Hi, y'all! Guess what? I'm starting a new blog for our new adventure, Red Robin Farm. I'll put a few links to the first few posts here, so you can click over and see if you want to follow that blog. It will keep the news about the farm tidily in one place, and allow us to direct that enterprise toward an eventual business, and keep its information from cluttering up this personal blog too much. I'll also have a permanent link here at "Through a Glass" so that you can just click over there when you want to.

Hooray for our new homestead!

Links to Red Robin Farm:
Welcome to the Farm!
First Day on the Farm
Cleaning without Water



Wednesday, August 12, 2015

Why We Should Bury Our Hopes

"Dwell in the land and cultivate faithfulness."
Psalm 37:3

That phrase, "cultivate faithfulness," also means "feed on God's faithfulness" or "feed securely."

I ruminate on this idea, that God's faithfulness to me is something that's supposed to nourish and feed my soul. It's a food/farming metaphor, but David the poet loves metaphors, so I'm on safe ground. 

God's faithfulness to me is like soil, good garden soil. It's solid and you can stand on it, but it's also loamy and you can dig into it, examine it, and bury seeds into it. Like physical soil God's faithfulness is life-giving, so seeds that are buried into it will germinate, grow, flourish, and eventually feed me.
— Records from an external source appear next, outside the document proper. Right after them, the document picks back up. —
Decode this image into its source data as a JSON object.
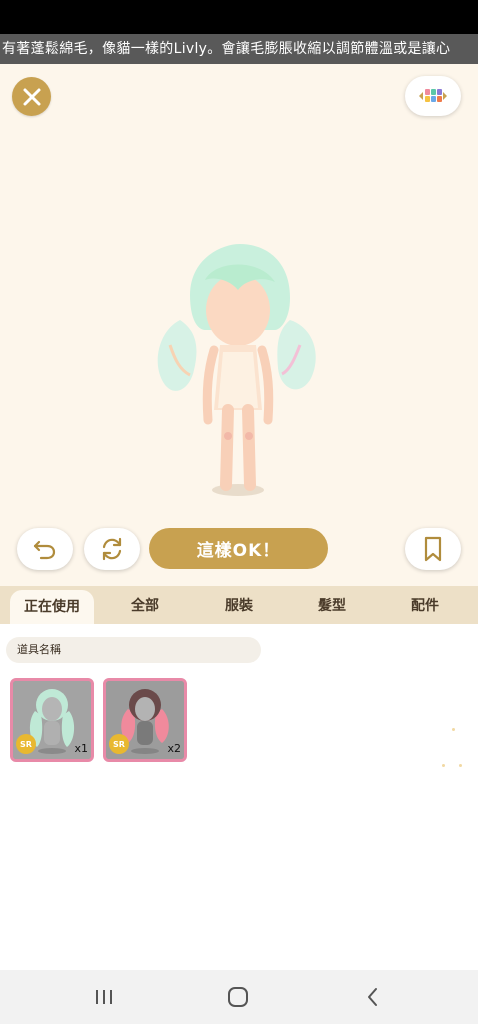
{
  "marquee": {
    "text": "有著蓬鬆綿毛，像貓一樣的Livly。會讓毛膨脹收縮以調節體溫或是讓心"
  },
  "stage": {
    "close_icon": "close-icon",
    "color_palette_icon": "color-palette-icon"
  },
  "actions": {
    "undo_icon": "undo-icon",
    "refresh_icon": "refresh-icon",
    "ok_label": "這樣OK！",
    "bookmark_icon": "bookmark-icon"
  },
  "tabs": [
    {
      "label": "正在使用",
      "active": true
    },
    {
      "label": "全部",
      "active": false
    },
    {
      "label": "服裝",
      "active": false
    },
    {
      "label": "髮型",
      "active": false
    },
    {
      "label": "配件",
      "active": false
    }
  ],
  "search": {
    "placeholder": "道具名稱"
  },
  "items": [
    {
      "rarity": "SR",
      "quantity": "x1",
      "hair_color": "#bfe9d6"
    },
    {
      "rarity": "SR",
      "quantity": "x2",
      "hair_color": "#f08a9c"
    }
  ],
  "colors": {
    "accent": "#c8a150",
    "selected_border": "#e88aa8",
    "tab_bar": "#ede0c7"
  }
}
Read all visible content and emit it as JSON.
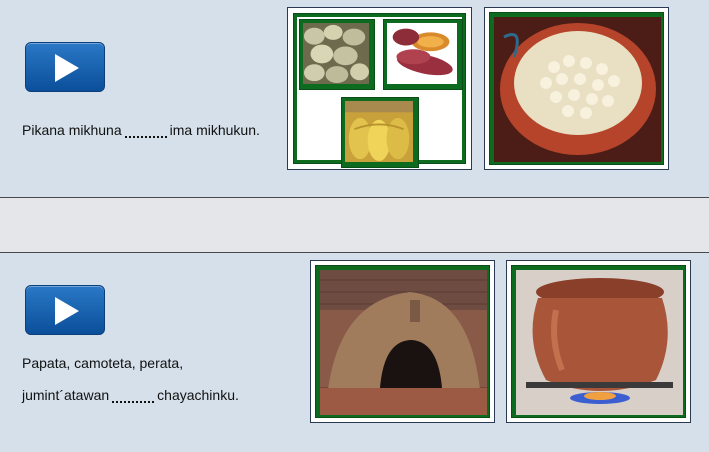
{
  "exercises": [
    {
      "play_icon": "play-icon",
      "text_before": "Pikana mikhuna",
      "text_after": "ima mikhukun.",
      "images": [
        "potatoes-image",
        "sweet-potato-image",
        "corn-cobs-image",
        "corn-bowl-image"
      ]
    },
    {
      "play_icon": "play-icon",
      "line1": "Papata, camoteta, perata,",
      "line2_before": "jumint´atawan",
      "line2_after": "chayachinku.",
      "images": [
        "clay-oven-image",
        "clay-pot-image"
      ]
    }
  ],
  "colors": {
    "card": "#d5e0ea",
    "play_button": "#1565b5",
    "frame_green": "#0e7a22"
  }
}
What kind of seed do I bury into God's faithfulness? What do I take of my own, and I give it to God, and I say, "Here, God, please do something with this. Make it grow."

I think the seeds are our hopes. We can't make them grow and feed us, but God can. On our knees we scoop up a handful of God's faithfulness to us, and we examine it. How do we know He is faithful? We think about our lives, the decades behind us, and remember how He has brought us out of many troubles, how He has guided us to make good decisions, how He has redeemed and transformed our bad decisions, how He has loved us anyway. That faithfulness is the soil to which we now take our tiny, last, precious seed of itty-bitty hope, and into which we bury that seed. Our last hope.

Then what? We wait. Seeds don't sprout immediately. Hopes don't mature today. But God is faithful, and His soil always brings life, and in time the hope will pop through into the daylight and grow and become beautiful.

But that's not the goal -- the goal, as Ps. 37:3 says, is to nourish and feed us. God's faithful soil isn't lawn grass, it's vegetables! It will enrich our souls and satisfy our spirits and make us trust Him more for the next round of troubles that will come.

Bury your hopes. Give them up. Hand them to God and He will hand them back to you -- better, bigger, satisfying, mature. As the very next verse says, "Delight yourself in the Lord, and He will give you the desires of your heart." If we delight in Him, of course, He is our desire. 

Many, many thanks to the dear friend who shared this psalm again with me this week. It has been a blessing over and over.